**Exercise data**
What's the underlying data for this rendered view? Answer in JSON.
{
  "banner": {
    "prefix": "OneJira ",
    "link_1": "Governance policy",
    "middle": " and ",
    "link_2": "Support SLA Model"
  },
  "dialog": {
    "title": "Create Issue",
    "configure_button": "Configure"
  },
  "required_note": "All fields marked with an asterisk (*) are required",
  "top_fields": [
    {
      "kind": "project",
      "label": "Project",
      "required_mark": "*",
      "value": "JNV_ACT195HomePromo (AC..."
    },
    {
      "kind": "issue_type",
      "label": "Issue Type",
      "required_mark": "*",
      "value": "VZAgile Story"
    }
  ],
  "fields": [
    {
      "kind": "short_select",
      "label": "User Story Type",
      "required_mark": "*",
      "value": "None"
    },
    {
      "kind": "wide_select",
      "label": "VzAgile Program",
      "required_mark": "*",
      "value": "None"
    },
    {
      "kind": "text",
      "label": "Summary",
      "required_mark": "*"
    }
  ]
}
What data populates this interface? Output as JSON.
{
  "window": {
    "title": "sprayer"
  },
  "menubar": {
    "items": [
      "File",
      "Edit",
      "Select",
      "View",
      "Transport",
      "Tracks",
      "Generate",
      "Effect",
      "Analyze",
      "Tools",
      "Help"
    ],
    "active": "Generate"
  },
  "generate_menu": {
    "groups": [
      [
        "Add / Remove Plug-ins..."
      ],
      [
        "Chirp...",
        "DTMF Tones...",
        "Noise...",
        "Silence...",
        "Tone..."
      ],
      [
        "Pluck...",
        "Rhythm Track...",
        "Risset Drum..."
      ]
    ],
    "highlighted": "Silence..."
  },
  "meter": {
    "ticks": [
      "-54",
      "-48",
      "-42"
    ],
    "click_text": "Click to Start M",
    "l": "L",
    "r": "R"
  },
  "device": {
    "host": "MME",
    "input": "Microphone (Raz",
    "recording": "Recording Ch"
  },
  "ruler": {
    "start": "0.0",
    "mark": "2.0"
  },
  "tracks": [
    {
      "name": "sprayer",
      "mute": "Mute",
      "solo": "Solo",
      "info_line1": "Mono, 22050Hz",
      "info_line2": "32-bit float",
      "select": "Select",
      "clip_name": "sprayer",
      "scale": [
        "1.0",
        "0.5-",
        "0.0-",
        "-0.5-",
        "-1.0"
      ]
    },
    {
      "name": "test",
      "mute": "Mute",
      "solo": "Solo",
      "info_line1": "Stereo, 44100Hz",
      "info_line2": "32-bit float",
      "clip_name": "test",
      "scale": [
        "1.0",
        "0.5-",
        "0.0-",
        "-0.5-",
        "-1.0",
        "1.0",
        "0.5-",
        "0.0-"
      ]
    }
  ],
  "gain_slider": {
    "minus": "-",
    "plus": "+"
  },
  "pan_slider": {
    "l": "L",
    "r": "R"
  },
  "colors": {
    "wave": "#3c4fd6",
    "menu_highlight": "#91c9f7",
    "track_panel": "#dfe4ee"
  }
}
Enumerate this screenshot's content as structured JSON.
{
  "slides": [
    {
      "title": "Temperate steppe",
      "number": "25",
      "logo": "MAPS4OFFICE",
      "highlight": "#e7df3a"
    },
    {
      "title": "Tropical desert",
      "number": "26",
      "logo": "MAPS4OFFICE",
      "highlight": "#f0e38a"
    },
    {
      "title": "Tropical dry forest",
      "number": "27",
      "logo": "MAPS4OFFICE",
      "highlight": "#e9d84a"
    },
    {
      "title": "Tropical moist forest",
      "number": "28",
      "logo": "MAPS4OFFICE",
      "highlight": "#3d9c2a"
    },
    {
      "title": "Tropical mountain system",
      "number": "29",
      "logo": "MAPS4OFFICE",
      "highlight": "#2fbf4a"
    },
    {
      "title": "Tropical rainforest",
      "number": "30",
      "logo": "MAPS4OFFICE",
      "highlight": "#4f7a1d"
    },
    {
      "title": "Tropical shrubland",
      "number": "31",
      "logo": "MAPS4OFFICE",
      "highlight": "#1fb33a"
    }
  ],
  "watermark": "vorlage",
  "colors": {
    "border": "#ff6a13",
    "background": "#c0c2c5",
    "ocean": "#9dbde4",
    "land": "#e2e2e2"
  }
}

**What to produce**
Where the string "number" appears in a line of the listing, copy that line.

**Response to this exercise**
      "number": "25",
      "number": "26",
      "number": "27",
      "number": "28",
      "number": "29",
      "number": "30",
      "number": "31",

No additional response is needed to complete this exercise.